Although the government has attempted to bring down property prices, they continue to rise, with average house prices now 7.6 times greater than the average income. In fact, following a rule-of-thumb level of a 4.5 times earnings maximum mortgage amount, it means first time buyers without substantial deposits have to find ways of dealing with the problem. They could use the bank of Mum and Dad, either directly or by guarantee, or by using two or more incomes of partners or friends. Perhaps it would be better if interest rates were higher and deposit requirements lower.

The problem of high deposit requirements also means that, despite increasing levels of FTBs who, according to Connells made up more than a third of the property purchase market in February, many will need to rent. Given that the same survey showed that the BTL market fell to a new low in February, accounting for just 8 per cent of property purchases, the inevitable result will be an increase in rentals due to demand exceeding supply. Some youngsters will become ‘boomerang children’, returning to the parental home. However, this is only a short-term solution.

One way round this problem is for buyers to take out bridging loans and then improve their properties to increase their value, so they can deal with lower LTVs. However, this only works where their income is high enough to not just meet present levels of interest, but also higher rates which are used to stress-test affordability.

It is also interesting to note that Gavin Barwell recently tried to woo housebuilders. He is reported as saying, “I don’t want people who want to build unable to do so because they can’t find the sites they want… If you’re struggling to find sites you [can] come talk to me and I’ll try and do something about it.” The problem is not just to build the properties, but to be able to do so profitably. The recently publicised travails of Bovis show that this is not always easy

We certainly live in interesting times. All parties need to hold their nerves and pull together and, as previously mentioned; we need to will the means to keep our country great.

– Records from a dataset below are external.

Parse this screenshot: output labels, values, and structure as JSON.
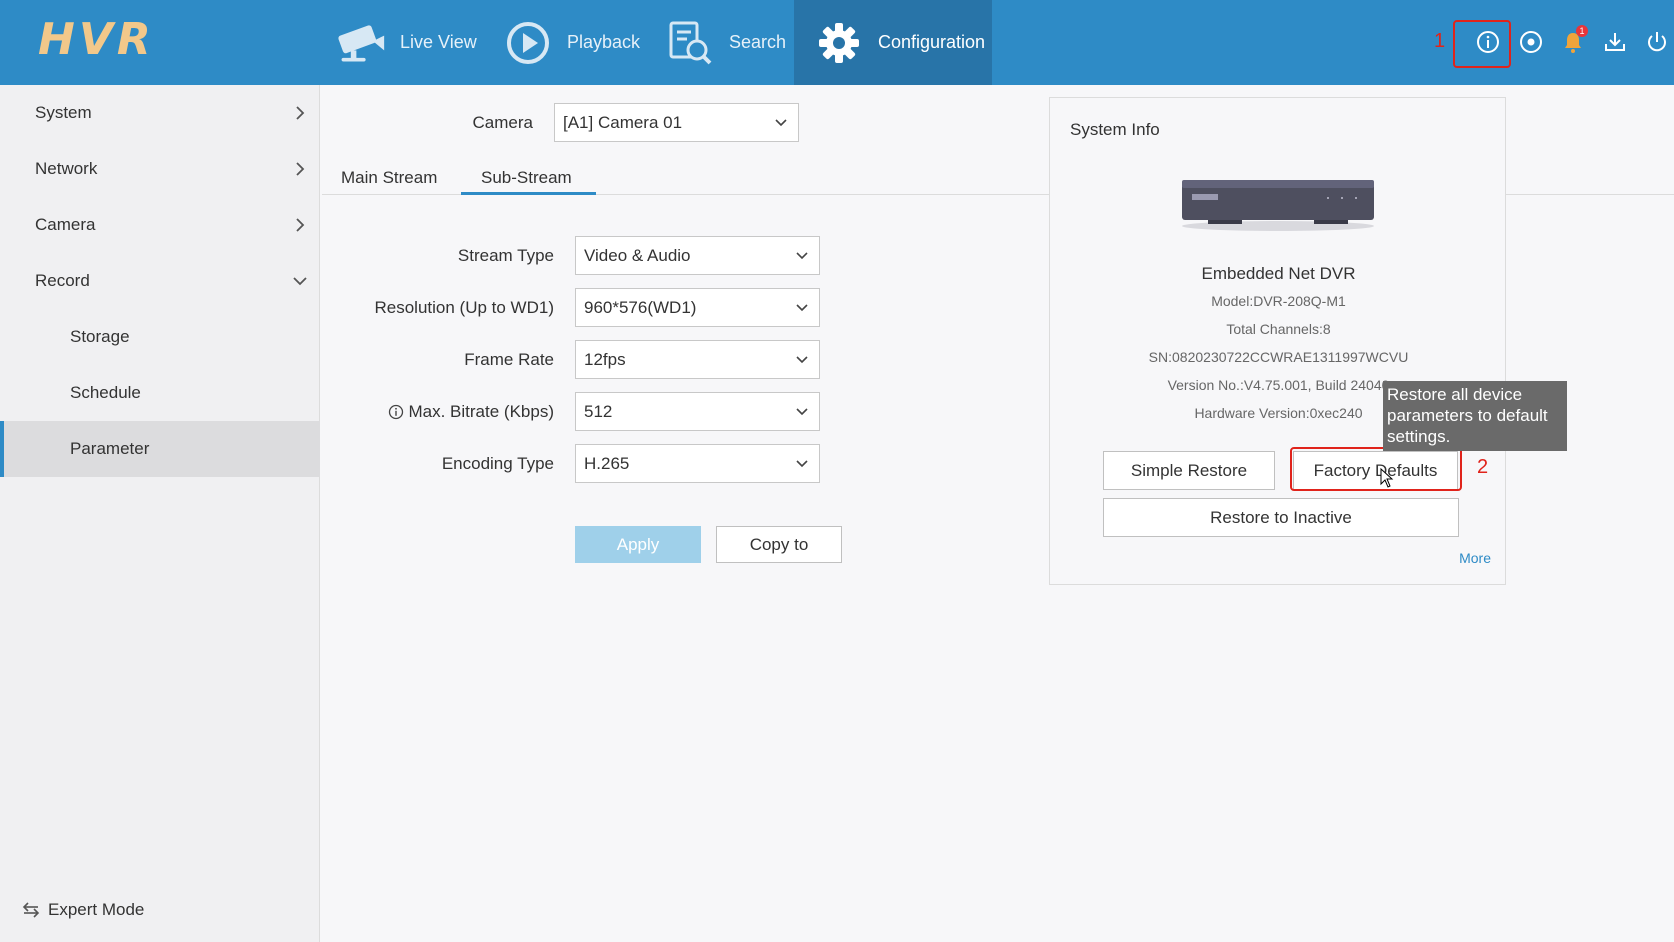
{
  "header": {
    "logo": "HVR",
    "nav": [
      {
        "label": "Live View",
        "icon": "camera-icon"
      },
      {
        "label": "Playback",
        "icon": "play-icon"
      },
      {
        "label": "Search",
        "icon": "search-icon"
      },
      {
        "label": "Configuration",
        "icon": "gear-icon"
      }
    ],
    "annotation_1": "1",
    "notification_count": "1"
  },
  "sidebar": {
    "items": [
      {
        "label": "System"
      },
      {
        "label": "Network"
      },
      {
        "label": "Camera"
      },
      {
        "label": "Record"
      },
      {
        "label": "Storage"
      },
      {
        "label": "Schedule"
      },
      {
        "label": "Parameter"
      }
    ],
    "expert_mode": "Expert Mode"
  },
  "main": {
    "camera_label": "Camera",
    "camera_value": "[A1] Camera 01",
    "tabs": [
      {
        "label": "Main Stream"
      },
      {
        "label": "Sub-Stream"
      }
    ],
    "fields": [
      {
        "label": "Stream Type",
        "value": "Video & Audio"
      },
      {
        "label": "Resolution (Up to WD1)",
        "value": "960*576(WD1)"
      },
      {
        "label": "Frame Rate",
        "value": "12fps"
      },
      {
        "label": "Max. Bitrate (Kbps)",
        "value": "512"
      },
      {
        "label": "Encoding Type",
        "value": "H.265"
      }
    ],
    "apply_label": "Apply",
    "copy_label": "Copy to"
  },
  "system_info": {
    "title": "System Info",
    "device_name": "Embedded Net DVR",
    "model": "Model:DVR-208Q-M1",
    "channels": "Total Channels:8",
    "sn": "SN:0820230722CCWRAE1311997WCVU",
    "version": "Version No.:V4.75.001, Build 24040",
    "hardware": "Hardware Version:0xec240",
    "simple_restore": "Simple Restore",
    "factory_defaults": "Factory Defaults",
    "restore_inactive": "Restore to Inactive",
    "more": "More",
    "annotation_2": "2",
    "tooltip": "Restore all device parameters to default settings."
  }
}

A version of this article was published in the April 2017 edition of Mortgage Introducer